Four releases into their musical career, you might expect it would be easy to plot the band’s progress since their ’16, 5-track release, No Worries. You’d be wrong. The Justin Saladino Band revealed a mature grasp of their talents right out of the gates and, while live records can often uncover a band’s greatest strengths or limitations – 2020’s JSB Live quickly registered this ‘young band’ as every bit as musically astute and seasoned as road warriors twice their age. Nominated at the Maple Blues Awards as New Artist Of The Year back in ’18, the band has since gone on to reveal a varied palette of musical genres, of which blues is only mildly represented here. Saladino, himself, is a double threat, sporting a confident, somewhat chameleonic, baritone voice which forms the centrepiece of each carefully-constructed song. Add to this Saladino’s head-turning guitar skills – a tone-friendly master of whatever influence he’s mining. The third key tool in theband’s musical arsenal is the chemistry between his chosen players, blending in key instruments which fully flesh out the sounds they’re striving for, nailing each and every composition to a tight, unified conclusion. Their influences seem all over the map but Honest Lies is clearly a guitar-driven album which also adds a surprising hint of southern soul through Saladino’s clearly-recorded vocals. The threesome of Saladino and his ultra-tight rhythm section of drummer, Denis Paquin and bassist, Gabriel Forget are adept at amping up equal parts rock and pop, if not moving the band closer towards a harder-edged jam band sound, triggered by the extreme muscle teased by Saladino’s guitar. Dependent upon each song’s needs, piano and B3 is added, together with the radiant use of backup vocals from Melissa Pacifico, Courtney Fox, Brittany Kennell and (producer) Ariel Posen. 
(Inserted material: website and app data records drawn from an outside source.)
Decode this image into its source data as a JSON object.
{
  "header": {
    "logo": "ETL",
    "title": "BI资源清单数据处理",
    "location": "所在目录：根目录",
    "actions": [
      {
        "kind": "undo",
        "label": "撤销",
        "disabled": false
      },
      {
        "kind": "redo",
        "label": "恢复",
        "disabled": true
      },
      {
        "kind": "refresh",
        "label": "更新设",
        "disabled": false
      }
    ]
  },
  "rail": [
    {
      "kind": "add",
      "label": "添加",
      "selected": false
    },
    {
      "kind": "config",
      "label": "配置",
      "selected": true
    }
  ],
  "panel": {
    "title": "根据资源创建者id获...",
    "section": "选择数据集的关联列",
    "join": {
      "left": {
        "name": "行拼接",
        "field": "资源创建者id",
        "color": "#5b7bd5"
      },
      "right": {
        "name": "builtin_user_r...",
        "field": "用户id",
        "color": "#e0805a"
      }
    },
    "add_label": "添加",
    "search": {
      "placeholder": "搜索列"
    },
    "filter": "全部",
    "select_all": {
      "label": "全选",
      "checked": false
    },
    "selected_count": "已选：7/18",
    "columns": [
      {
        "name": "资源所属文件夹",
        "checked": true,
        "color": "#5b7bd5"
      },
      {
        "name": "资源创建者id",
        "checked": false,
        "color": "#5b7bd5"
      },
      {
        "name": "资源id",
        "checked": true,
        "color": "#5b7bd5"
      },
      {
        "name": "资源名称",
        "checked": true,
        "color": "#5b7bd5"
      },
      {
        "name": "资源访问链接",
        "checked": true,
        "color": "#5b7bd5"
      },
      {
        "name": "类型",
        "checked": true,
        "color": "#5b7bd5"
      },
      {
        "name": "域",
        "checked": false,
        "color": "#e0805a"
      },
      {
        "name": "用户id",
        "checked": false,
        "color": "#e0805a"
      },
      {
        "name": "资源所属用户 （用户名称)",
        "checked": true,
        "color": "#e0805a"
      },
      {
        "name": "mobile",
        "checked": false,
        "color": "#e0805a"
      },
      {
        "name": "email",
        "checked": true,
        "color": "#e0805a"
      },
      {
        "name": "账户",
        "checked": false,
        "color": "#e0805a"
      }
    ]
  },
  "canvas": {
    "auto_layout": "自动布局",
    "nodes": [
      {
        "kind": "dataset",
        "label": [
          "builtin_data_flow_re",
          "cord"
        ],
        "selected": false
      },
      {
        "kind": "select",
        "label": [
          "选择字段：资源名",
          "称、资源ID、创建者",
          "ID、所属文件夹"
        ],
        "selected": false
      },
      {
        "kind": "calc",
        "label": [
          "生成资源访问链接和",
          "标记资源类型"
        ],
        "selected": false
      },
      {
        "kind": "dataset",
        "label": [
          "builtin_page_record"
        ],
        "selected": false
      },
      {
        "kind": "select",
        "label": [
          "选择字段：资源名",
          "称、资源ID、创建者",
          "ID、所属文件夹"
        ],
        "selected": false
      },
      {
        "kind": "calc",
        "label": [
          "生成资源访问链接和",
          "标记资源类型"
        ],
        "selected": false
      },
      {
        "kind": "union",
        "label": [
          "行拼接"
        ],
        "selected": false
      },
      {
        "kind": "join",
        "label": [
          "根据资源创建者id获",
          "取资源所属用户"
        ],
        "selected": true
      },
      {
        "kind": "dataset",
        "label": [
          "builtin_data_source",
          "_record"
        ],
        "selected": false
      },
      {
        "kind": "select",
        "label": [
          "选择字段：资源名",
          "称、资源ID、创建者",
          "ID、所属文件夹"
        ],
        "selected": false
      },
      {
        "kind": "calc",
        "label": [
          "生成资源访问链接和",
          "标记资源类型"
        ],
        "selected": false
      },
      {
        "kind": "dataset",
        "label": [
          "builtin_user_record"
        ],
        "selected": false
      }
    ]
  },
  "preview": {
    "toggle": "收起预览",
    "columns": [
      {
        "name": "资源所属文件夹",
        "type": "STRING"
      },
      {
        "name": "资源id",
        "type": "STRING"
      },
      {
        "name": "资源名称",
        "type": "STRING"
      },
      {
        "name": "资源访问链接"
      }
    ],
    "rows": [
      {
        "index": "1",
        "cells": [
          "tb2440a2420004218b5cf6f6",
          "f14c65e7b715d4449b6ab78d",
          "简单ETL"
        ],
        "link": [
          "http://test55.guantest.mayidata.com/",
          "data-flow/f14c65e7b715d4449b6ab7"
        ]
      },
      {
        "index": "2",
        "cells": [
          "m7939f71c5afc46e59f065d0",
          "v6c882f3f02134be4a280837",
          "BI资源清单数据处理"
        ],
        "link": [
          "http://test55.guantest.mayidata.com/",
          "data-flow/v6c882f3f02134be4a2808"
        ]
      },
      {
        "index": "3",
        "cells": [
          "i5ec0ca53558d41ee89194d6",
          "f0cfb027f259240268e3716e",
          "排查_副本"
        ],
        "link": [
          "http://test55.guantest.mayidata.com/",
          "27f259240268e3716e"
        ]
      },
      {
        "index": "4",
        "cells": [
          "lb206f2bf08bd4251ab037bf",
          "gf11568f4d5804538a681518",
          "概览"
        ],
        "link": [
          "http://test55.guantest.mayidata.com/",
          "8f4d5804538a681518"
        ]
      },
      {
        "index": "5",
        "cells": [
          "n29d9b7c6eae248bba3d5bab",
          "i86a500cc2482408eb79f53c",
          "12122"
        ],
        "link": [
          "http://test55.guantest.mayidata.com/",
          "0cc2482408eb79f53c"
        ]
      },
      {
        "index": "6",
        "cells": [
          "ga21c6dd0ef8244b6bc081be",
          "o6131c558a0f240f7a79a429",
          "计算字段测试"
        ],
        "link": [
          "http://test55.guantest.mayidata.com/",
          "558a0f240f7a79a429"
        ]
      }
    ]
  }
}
Leading off with one of their most powerful tracks – “Sink Or Swim” – the bar is set high for the next nine originals. A distinctive, guitar-driven track with crisply-recorded drums, a strong, pop-like vocal from Saladino, some scorching guitar leads, it’s leavened by sturdy backup vocals. With an underbelly of slide, “Let You Go” builds slowly with a gentle electric guitar before busting out with angry, soaring leads and the sweet barrage of their backup singers. “Blind Faith” has its moments but falls victim to its confusing construction – less a song than a vehicle for lyrics. Enter “Fan The Flames”, with its tough rock attack, double-tracked vocals, buttery backup voices, vicious guitar and satisfying finish – another key track. The title track suffers from a chorus which inadvertently and unintentionally conjures Kim Mitchell’s “I Am A Wild Party”, All is forgotten with the bewitching “Won’t Say No”, which dials up the funk factor as the band’s skin-tight rhythm section and backup singers hit a memorable home run. Changing gears with the acoustic-guitar-led “Half-heartedly”,  Saladino borders on country with a gentle vocal, stellar piano (Gabriel Gagnon) and lush backup singers. “Let Me In Again” demonstrates a stand-out blend of lead and backup vocals over an atmospheric build that stretches its legs with some dramatic guitar breaks that quits too soon. “Can’t Have You Around” starts strong with tough guitar and some quality B3 before getting a bit lost in an overly smart arrangement, leaving the listener without anything to cling to. The gentle intro to “Don’t Worry ‘bout It” moves from acoustic guitar to outstanding percussion from Paquin and a honeyed bed of backup vocals for yet another album highlight – on a record mostly filled with them. These guys literally drip with potential. Their mastery over their instruments and the creativity applied to their music leaves one unable to classify them. Three power players and their nectarous backup singers can do no wrong, while Saladino’s vocals seem able to take the band anywhere. Special attention is given to lyrics but the songcraft could lean on stronger hooks to help deliver the message. All-in-all, Honest Lies is a close-to-perfect recording and this Montreal-based band has barely begun. (Eric Thom)